I don’t get home much anymore. I’m on the road...mostly elsewhere trying to make sense of my own past and at the same time do the field work that historians do far too little of, not that I blame them much. I’m a historian like Scanner was a writer...a late bloomer. I’m not a writer, but I try. I don’t do fiction.
I found OS while in grad school in my fifties, as I was learning how to write history. I try to write some history every day after doing the field work. Now in my sixties, I am not near as nimble as I was years ago. I don’t run down the jetties at inlets anymore, or jog eight miles of boardwalk at dawn three days a week.
I was watching Ragtime last week and saw my old jogging route in the beach scene. Spring Lake is just a few miles south of Asbury Park, where my father was a bellhop during WWII summers until he joined the Marines in 1945, just after finishing high school.
I’m not there much at all anymore, and I feel guilty about it. But it never was me, really. I know that I played my end well enough up and down that beach, but it’s a kids game...the beach. I’m too old to play a kid or even a forty something, but I got away with it far longer than I should.
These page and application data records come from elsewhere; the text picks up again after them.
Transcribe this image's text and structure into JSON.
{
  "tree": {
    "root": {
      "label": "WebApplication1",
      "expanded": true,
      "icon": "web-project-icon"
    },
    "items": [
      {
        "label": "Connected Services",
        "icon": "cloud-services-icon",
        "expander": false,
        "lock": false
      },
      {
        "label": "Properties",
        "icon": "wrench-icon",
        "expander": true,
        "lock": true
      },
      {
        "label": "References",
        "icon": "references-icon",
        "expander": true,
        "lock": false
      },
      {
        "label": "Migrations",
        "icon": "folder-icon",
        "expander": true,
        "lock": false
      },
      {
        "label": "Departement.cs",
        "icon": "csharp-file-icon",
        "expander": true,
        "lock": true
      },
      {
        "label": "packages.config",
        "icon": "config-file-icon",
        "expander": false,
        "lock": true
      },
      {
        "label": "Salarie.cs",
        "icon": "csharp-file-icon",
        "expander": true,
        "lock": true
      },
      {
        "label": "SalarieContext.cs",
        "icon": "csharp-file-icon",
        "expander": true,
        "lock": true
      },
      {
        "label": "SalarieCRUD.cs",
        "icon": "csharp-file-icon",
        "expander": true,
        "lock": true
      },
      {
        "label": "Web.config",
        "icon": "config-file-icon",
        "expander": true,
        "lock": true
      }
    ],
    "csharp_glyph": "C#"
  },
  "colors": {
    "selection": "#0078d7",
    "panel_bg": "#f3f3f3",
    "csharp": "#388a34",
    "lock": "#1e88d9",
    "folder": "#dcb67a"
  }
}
I was up and down the coast this summer...doing the field work, and got to see a disco act on a rainy Saturday night in Asbury Park. I had not been there for a year, and had seen almost no rain anywhere. The club was full of old people. I knew the lead singer from high school, who had just turned sixty, which is why I’m not mentioning her name. She is younger and in far better shape than me.
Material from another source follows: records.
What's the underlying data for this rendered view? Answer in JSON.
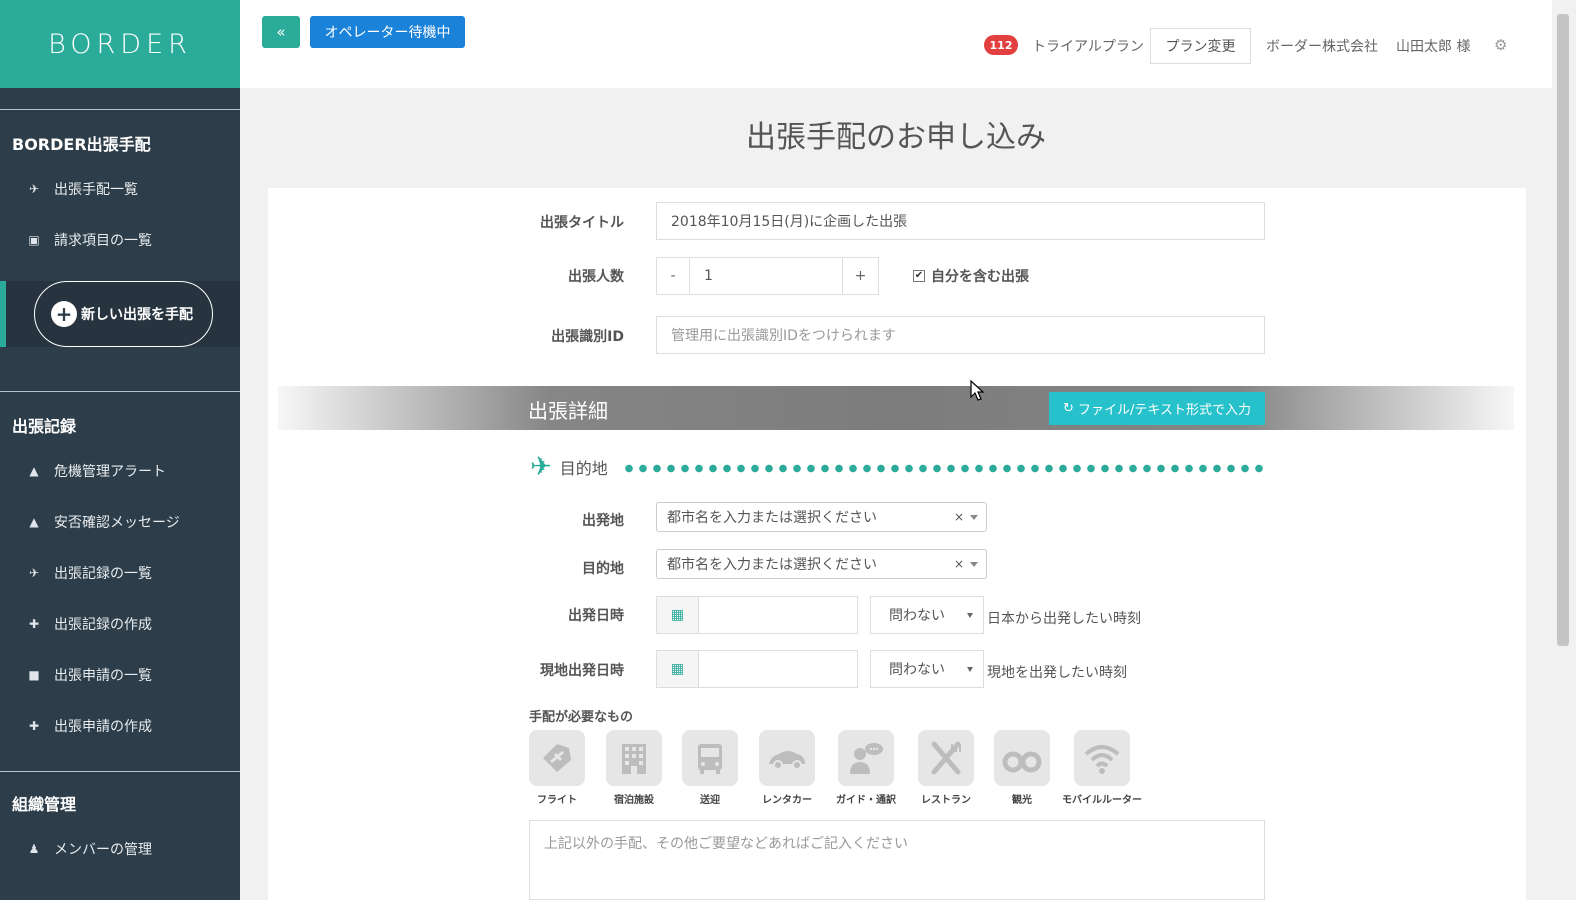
{
  "sidebar": {
    "logo": "BORDER",
    "section1": "BORDER出張手配",
    "items1": [
      {
        "icon": "plane-icon",
        "glyph": "✈",
        "label": "出張手配一覧"
      },
      {
        "icon": "money-icon",
        "glyph": "▣",
        "label": "請求項目の一覧"
      }
    ],
    "new_trip": "新しい出張を手配",
    "section2": "出張記録",
    "items2": [
      {
        "icon": "warning-icon",
        "glyph": "▲",
        "label": "危機管理アラート"
      },
      {
        "icon": "warning-icon",
        "glyph": "▲",
        "label": "安否確認メッセージ"
      },
      {
        "icon": "plane-icon",
        "glyph": "✈",
        "label": "出張記録の一覧"
      },
      {
        "icon": "plus-icon",
        "glyph": "✚",
        "label": "出張記録の作成"
      },
      {
        "icon": "briefcase-icon",
        "glyph": "■",
        "label": "出張申請の一覧"
      },
      {
        "icon": "plus-icon",
        "glyph": "✚",
        "label": "出張申請の作成"
      }
    ],
    "section3": "組織管理",
    "items3": [
      {
        "icon": "users-icon",
        "glyph": "♟",
        "label": "メンバーの管理"
      }
    ]
  },
  "topbar": {
    "collapse_glyph": "«",
    "operator_label": "オペレーター待機中",
    "badge_count": "112",
    "plan_label": "トライアルプラン",
    "plan_change": "プラン変更",
    "company": "ボーダー株式会社",
    "user": "山田太郎 様",
    "gear_glyph": "⚙"
  },
  "main": {
    "title": "出張手配のお申し込み",
    "trip_title_label": "出張タイトル",
    "trip_title_value": "2018年10月15日(月)に企画した出張",
    "people_label": "出張人数",
    "people_value": "1",
    "minus": "-",
    "plus": "+",
    "include_self_label": "自分を含む出張",
    "include_self_checked": true,
    "trip_id_label": "出張識別ID",
    "trip_id_placeholder": "管理用に出張識別IDをつけられます",
    "detail_title": "出張詳細",
    "file_button": "ファイル/テキスト形式で入力",
    "destination_heading": "目的地",
    "departure_label": "出発地",
    "departure_placeholder": "都市名を入力または選択ください",
    "destination_label": "目的地",
    "destination_placeholder": "都市名を入力または選択ください",
    "clear_glyph": "×",
    "depart_dt_label": "出発日時",
    "depart_time_value": "問わない",
    "depart_hint": "日本から出発したい時刻",
    "local_dt_label": "現地出発日時",
    "local_time_value": "問わない",
    "local_hint": "現地を出発したい時刻",
    "needs_label": "手配が必要なもの",
    "services": [
      {
        "icon": "flight-icon",
        "label": "フライト"
      },
      {
        "icon": "hotel-icon",
        "label": "宿泊施設"
      },
      {
        "icon": "transfer-icon",
        "label": "送迎"
      },
      {
        "icon": "rental-car-icon",
        "label": "レンタカー"
      },
      {
        "icon": "guide-icon",
        "label": "ガイド・通訳"
      },
      {
        "icon": "restaurant-icon",
        "label": "レストラン"
      },
      {
        "icon": "sightseeing-icon",
        "label": "観光"
      },
      {
        "icon": "wifi-icon",
        "label": "モバイルルーター"
      }
    ],
    "notes_placeholder": "上記以外の手配、その他ご要望などあればご記入ください"
  }
}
I never was much of a disco fan, but knew most of the songs they reviewed during an energetic three hour show with no intermission. I was tried just watching from the bar. After the show the lead singer recognized me and brought me back stage to catch a little buzz and meet her boy friend, who is ten years older than me but also in much better shape.
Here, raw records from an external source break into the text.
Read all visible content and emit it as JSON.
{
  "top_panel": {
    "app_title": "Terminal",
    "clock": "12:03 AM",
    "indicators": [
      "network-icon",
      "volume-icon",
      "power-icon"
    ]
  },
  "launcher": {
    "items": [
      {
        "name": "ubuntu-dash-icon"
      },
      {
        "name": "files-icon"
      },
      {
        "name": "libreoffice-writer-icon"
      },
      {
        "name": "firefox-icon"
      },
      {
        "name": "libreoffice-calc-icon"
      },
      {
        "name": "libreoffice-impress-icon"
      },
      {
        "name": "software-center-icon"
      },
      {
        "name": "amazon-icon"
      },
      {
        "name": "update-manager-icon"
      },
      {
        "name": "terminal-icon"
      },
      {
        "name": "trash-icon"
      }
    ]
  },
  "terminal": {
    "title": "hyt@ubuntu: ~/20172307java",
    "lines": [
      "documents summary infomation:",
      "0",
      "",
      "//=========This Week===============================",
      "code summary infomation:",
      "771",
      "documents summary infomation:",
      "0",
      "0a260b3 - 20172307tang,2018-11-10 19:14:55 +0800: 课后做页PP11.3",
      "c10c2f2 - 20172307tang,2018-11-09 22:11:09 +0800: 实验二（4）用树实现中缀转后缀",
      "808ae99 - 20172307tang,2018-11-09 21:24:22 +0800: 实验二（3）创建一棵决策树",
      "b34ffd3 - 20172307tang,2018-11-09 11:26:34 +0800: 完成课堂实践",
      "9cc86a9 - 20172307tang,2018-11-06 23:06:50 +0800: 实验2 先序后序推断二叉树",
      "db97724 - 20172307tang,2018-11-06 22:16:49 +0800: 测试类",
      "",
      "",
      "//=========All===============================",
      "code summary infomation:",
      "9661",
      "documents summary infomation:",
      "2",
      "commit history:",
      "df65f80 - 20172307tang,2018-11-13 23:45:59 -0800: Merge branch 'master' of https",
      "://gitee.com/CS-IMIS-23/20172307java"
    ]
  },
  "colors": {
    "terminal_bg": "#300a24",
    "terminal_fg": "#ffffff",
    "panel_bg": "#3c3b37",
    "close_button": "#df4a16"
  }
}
I walked out into the rain and down the street past the Stone Pony and all the other clubs spilling out swarms of youth into the stormy night. The wind blew warm rain close to sideways, but it did not sting. I got up on the boardwalk and headed south towards Ocean Grove where I was paying way too much for a tiny room in a Victorian fire trap.
I had been tired before going backstage but was now feeling just right. I walked through the remains of the Casino and felt better than I ever had in all the decades I worked those boards. I was not that person anymore, the one who was going nowhere, ever. The rain came off the ocean salty warm and greeted me as if I was a relative, and I embraced the moment...as a string of lights danced in the wind, I knew I was free of it all, and happy to be home at the same time.